[Provided entries — start]
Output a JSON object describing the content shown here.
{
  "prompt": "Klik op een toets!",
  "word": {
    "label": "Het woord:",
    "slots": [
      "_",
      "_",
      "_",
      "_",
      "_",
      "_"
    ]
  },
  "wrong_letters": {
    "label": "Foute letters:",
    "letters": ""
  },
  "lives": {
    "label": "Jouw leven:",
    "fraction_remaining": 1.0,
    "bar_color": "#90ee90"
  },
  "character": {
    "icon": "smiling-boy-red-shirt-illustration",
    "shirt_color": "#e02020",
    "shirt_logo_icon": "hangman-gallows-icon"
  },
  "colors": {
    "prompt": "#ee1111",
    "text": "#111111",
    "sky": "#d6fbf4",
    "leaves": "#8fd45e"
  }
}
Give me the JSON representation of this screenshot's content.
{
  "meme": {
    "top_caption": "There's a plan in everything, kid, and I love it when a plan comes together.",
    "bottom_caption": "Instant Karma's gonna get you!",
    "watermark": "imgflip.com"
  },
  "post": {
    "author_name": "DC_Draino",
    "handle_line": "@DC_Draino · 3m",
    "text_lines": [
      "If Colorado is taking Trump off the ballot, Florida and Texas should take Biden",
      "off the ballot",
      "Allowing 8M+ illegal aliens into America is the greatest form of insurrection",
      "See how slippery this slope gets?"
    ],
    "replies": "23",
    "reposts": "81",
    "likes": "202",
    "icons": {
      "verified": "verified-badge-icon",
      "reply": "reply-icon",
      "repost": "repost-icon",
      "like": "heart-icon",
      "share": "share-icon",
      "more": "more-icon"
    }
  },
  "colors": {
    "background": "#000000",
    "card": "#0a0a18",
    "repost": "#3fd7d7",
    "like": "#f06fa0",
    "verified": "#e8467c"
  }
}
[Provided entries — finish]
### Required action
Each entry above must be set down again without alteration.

### Response to this exercise
Output a JSON object describing the content shown here.
{
  "prompt": "Klik op een toets!",
  "word": {
    "label": "Het woord:",
    "slots": [
      "_",
      "_",
      "_",
      "_",
      "_",
      "_"
    ]
  },
  "wrong_letters": {
    "label": "Foute letters:",
    "letters": ""
  },
  "lives": {
    "label": "Jouw leven:",
    "fraction_remaining": 1.0,
    "bar_color": "#90ee90"
  },
  "character": {
    "icon": "smiling-boy-red-shirt-illustration",
    "shirt_color": "#e02020",
    "shirt_logo_icon": "hangman-gallows-icon"
  },
  "colors": {
    "prompt": "#ee1111",
    "text": "#111111",
    "sky": "#d6fbf4",
    "leaves": "#8fd45e"
  }
}
Give me the JSON representation of this screenshot's content.
{
  "meme": {
    "top_caption": "There's a plan in everything, kid, and I love it when a plan comes together.",
    "bottom_caption": "Instant Karma's gonna get you!",
    "watermark": "imgflip.com"
  },
  "post": {
    "author_name": "DC_Draino",
    "handle_line": "@DC_Draino · 3m",
    "text_lines": [
      "If Colorado is taking Trump off the ballot, Florida and Texas should take Biden",
      "off the ballot",
      "Allowing 8M+ illegal aliens into America is the greatest form of insurrection",
      "See how slippery this slope gets?"
    ],
    "replies": "23",
    "reposts": "81",
    "likes": "202",
    "icons": {
      "verified": "verified-badge-icon",
      "reply": "reply-icon",
      "repost": "repost-icon",
      "like": "heart-icon",
      "share": "share-icon",
      "more": "more-icon"
    }
  },
  "colors": {
    "background": "#000000",
    "card": "#0a0a18",
    "repost": "#3fd7d7",
    "like": "#f06fa0",
    "verified": "#e8467c"
  }
}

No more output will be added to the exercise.